WHAT THIS TASK INVOLVES. Find the lines below holding the word "scene" and copy each of them.

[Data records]
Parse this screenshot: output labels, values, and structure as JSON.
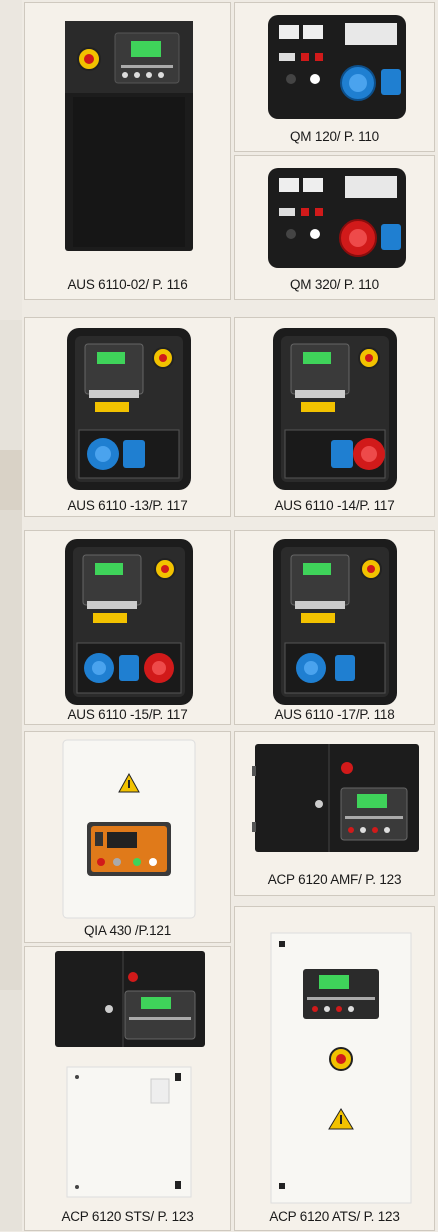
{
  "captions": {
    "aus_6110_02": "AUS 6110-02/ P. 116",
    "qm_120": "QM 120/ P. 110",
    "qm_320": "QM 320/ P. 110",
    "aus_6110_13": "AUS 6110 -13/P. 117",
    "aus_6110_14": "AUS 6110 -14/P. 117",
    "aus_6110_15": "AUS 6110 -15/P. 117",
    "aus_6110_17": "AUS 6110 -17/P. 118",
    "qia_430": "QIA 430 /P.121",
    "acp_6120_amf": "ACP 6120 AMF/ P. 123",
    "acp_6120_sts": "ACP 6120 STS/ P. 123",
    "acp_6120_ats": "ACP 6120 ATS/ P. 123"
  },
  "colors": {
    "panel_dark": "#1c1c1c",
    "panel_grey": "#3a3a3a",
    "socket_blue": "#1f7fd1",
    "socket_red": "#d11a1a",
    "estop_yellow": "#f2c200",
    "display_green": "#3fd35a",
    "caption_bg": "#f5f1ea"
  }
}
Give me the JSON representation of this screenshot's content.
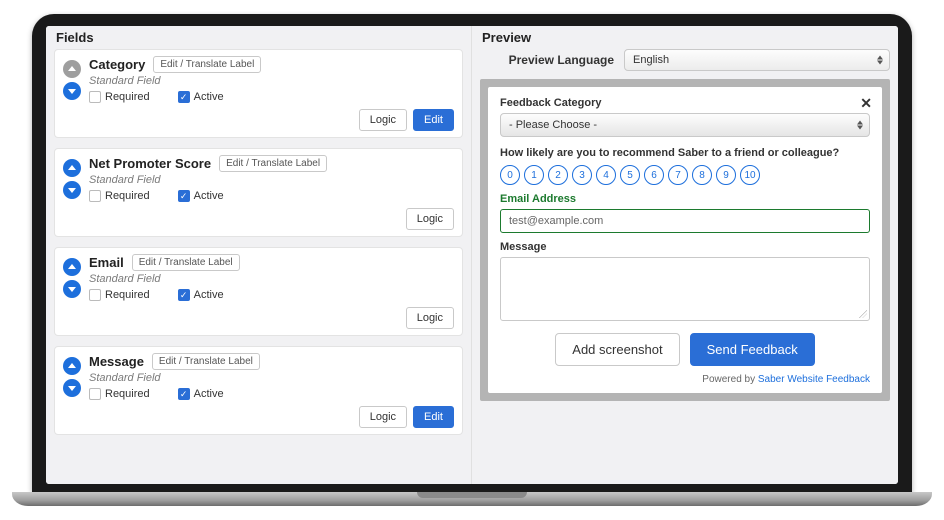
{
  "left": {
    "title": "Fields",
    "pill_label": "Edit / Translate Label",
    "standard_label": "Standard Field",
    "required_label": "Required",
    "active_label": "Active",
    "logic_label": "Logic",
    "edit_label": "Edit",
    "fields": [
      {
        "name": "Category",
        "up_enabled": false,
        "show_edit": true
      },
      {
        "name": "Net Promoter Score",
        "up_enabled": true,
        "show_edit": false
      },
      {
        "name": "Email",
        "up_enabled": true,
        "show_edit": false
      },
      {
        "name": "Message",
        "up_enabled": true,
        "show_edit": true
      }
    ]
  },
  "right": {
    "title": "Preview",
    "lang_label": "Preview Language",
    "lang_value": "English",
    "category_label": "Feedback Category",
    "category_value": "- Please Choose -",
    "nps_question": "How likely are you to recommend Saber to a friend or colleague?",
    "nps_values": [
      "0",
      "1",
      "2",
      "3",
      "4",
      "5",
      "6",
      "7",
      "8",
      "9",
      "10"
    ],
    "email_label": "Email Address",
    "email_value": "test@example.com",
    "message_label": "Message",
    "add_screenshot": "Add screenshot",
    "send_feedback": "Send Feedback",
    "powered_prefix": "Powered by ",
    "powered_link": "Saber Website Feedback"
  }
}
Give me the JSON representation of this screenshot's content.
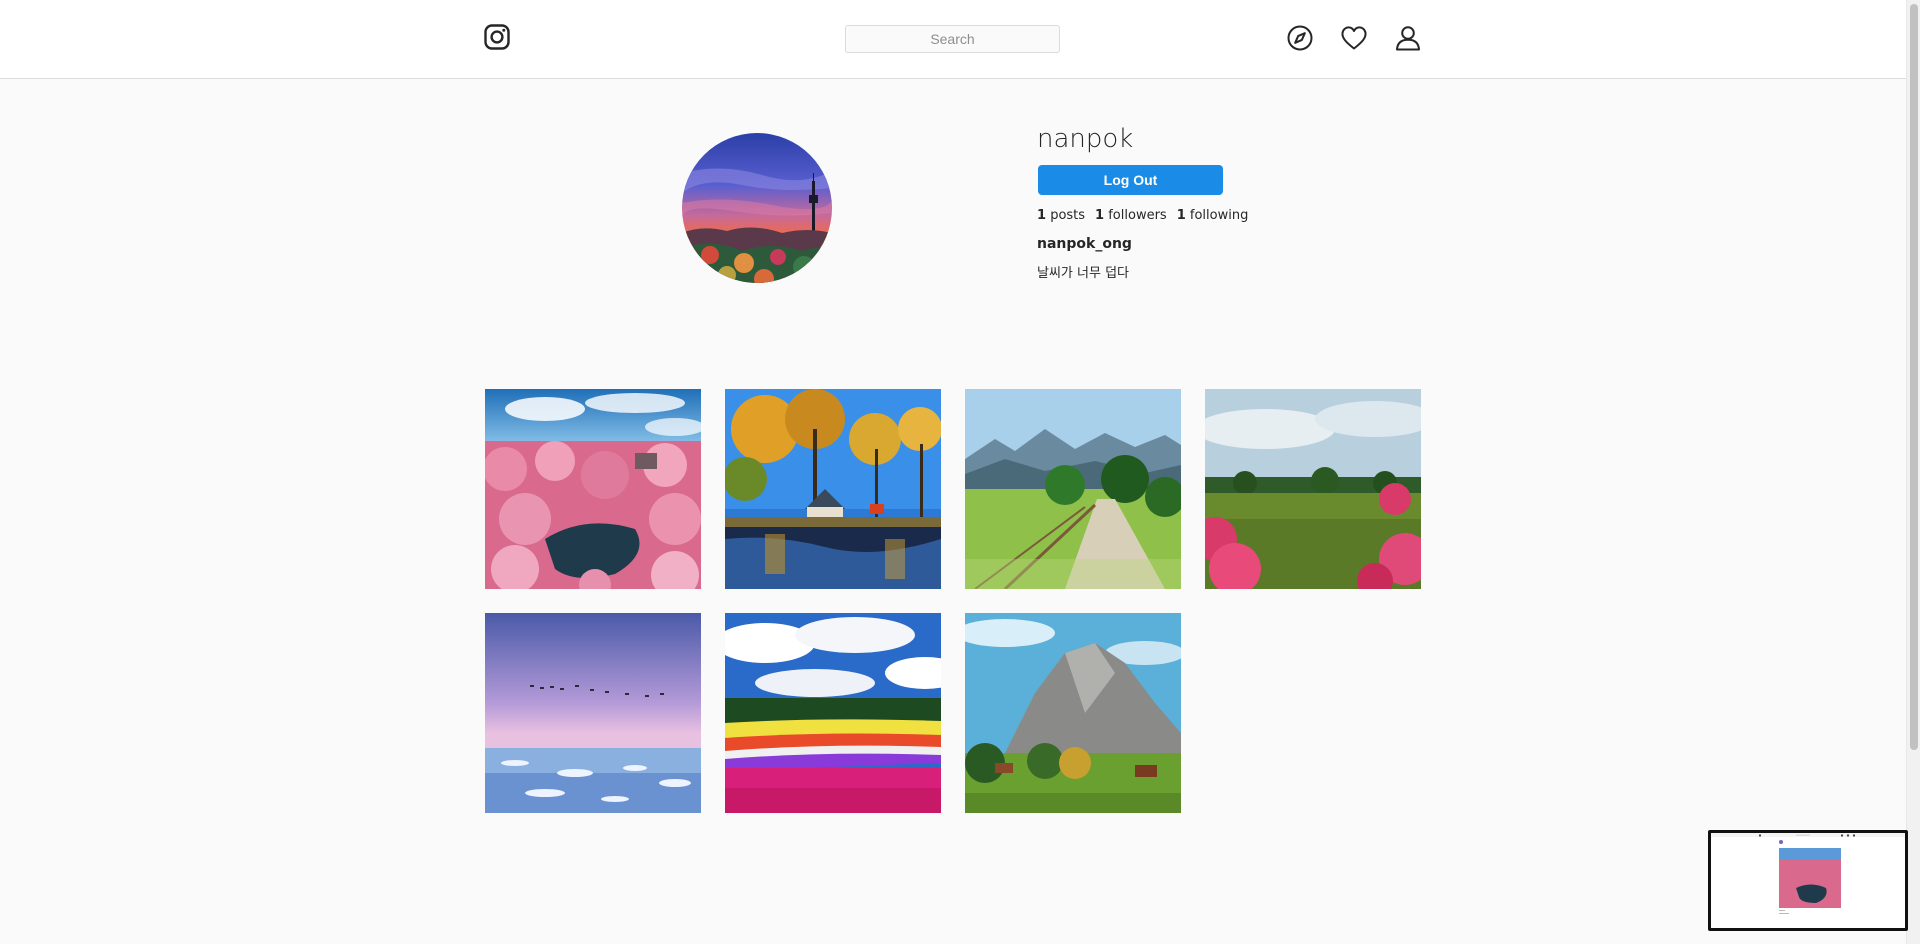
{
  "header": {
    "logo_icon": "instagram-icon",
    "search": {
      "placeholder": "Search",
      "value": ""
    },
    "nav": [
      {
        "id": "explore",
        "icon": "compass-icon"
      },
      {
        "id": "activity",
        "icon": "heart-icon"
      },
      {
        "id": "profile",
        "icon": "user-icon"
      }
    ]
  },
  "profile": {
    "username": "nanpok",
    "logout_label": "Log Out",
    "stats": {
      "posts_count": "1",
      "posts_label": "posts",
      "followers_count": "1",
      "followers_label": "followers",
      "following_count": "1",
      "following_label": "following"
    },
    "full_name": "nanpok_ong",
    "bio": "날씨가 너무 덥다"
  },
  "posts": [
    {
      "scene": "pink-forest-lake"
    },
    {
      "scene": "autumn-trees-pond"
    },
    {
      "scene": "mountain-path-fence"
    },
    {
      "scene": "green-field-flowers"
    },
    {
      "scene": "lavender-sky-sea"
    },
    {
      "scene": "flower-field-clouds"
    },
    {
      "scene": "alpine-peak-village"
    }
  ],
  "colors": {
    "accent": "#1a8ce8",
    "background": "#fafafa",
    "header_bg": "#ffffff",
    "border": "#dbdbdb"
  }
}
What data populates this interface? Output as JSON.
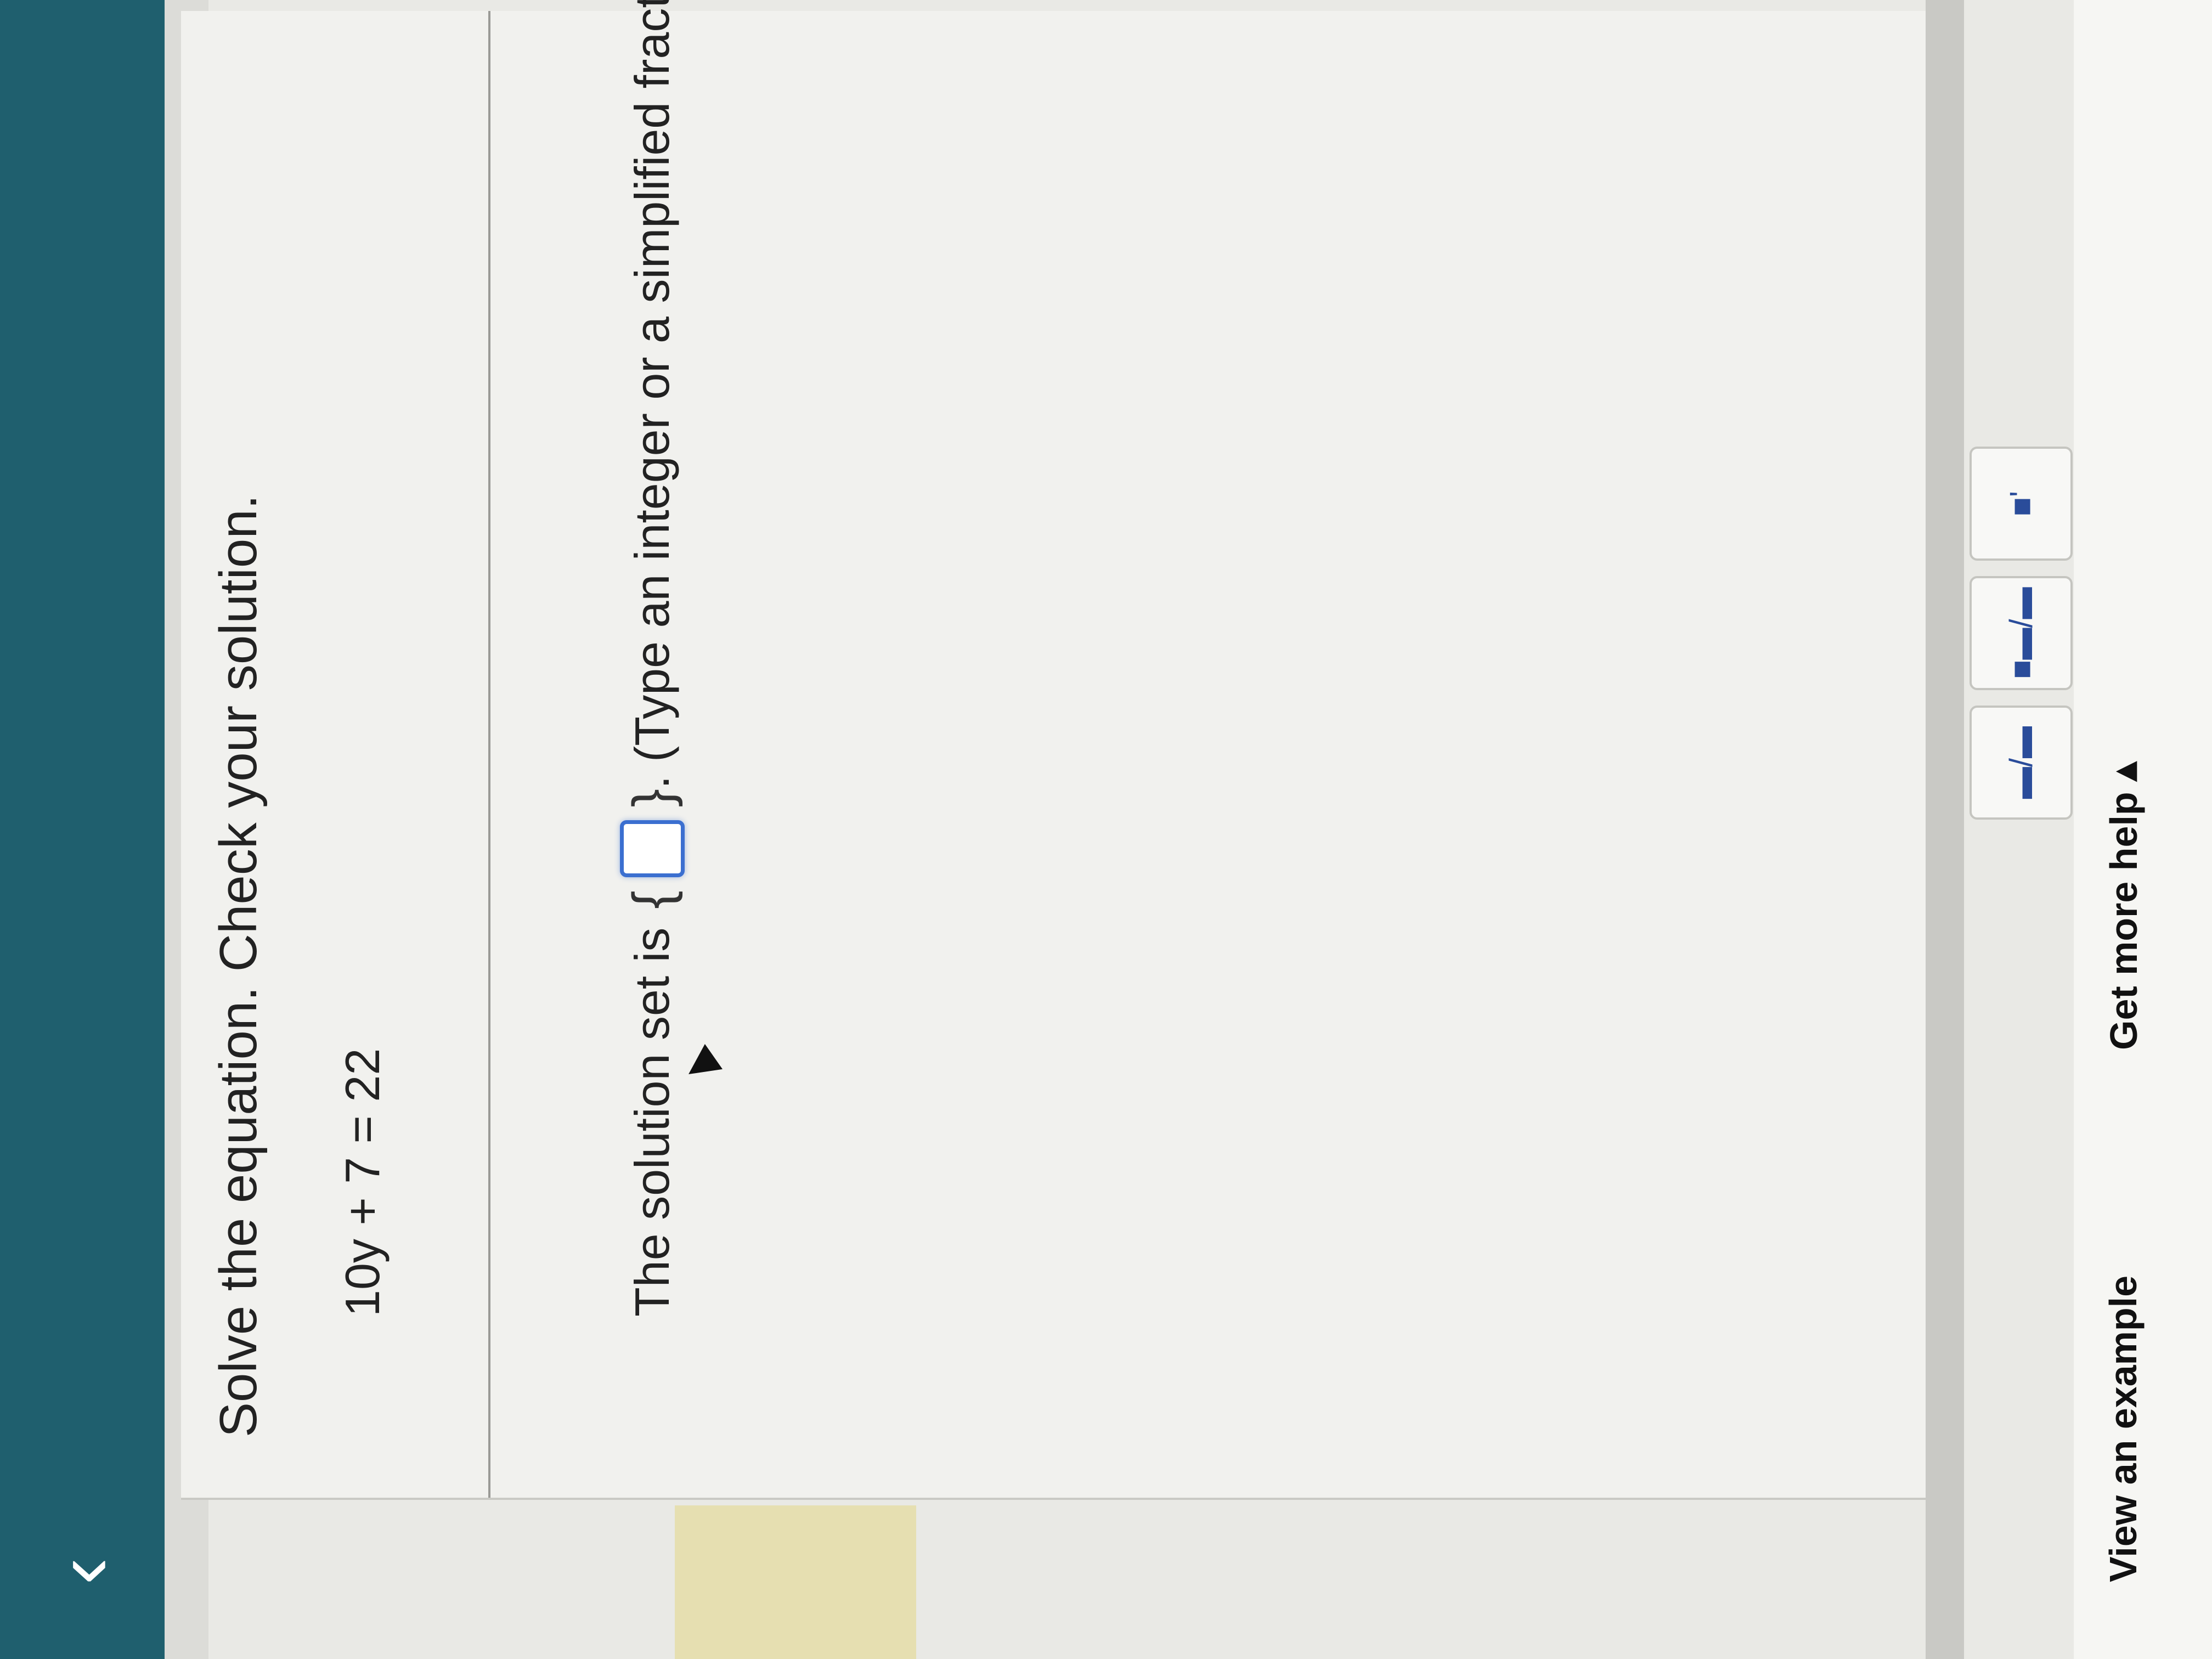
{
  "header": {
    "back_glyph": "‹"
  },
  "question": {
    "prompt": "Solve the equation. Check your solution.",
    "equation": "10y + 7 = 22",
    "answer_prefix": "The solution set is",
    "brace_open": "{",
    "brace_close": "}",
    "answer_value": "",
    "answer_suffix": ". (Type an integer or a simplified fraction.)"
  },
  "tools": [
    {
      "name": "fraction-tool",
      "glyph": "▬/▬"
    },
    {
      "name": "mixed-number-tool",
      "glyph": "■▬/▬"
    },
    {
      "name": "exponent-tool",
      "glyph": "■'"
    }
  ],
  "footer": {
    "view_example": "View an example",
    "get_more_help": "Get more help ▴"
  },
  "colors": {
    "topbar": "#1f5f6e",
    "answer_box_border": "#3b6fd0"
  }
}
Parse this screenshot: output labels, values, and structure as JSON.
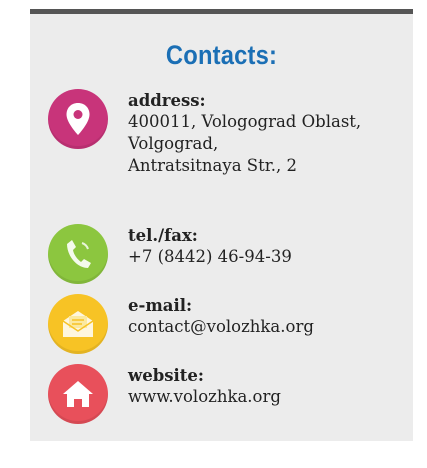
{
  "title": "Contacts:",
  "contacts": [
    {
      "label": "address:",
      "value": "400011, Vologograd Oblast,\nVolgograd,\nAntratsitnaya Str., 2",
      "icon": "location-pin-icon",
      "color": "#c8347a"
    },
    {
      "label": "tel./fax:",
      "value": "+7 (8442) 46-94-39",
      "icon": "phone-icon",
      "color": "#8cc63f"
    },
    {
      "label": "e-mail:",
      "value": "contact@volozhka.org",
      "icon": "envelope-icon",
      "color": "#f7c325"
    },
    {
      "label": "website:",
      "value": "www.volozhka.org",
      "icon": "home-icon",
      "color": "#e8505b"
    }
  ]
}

ANSWER TO THIS EXERCISE.
      "scene": "pink-forest-lake"
      "scene": "autumn-trees-pond"
      "scene": "mountain-path-fence"
      "scene": "green-field-flowers"
      "scene": "lavender-sky-sea"
      "scene": "flower-field-clouds"
      "scene": "alpine-peak-village"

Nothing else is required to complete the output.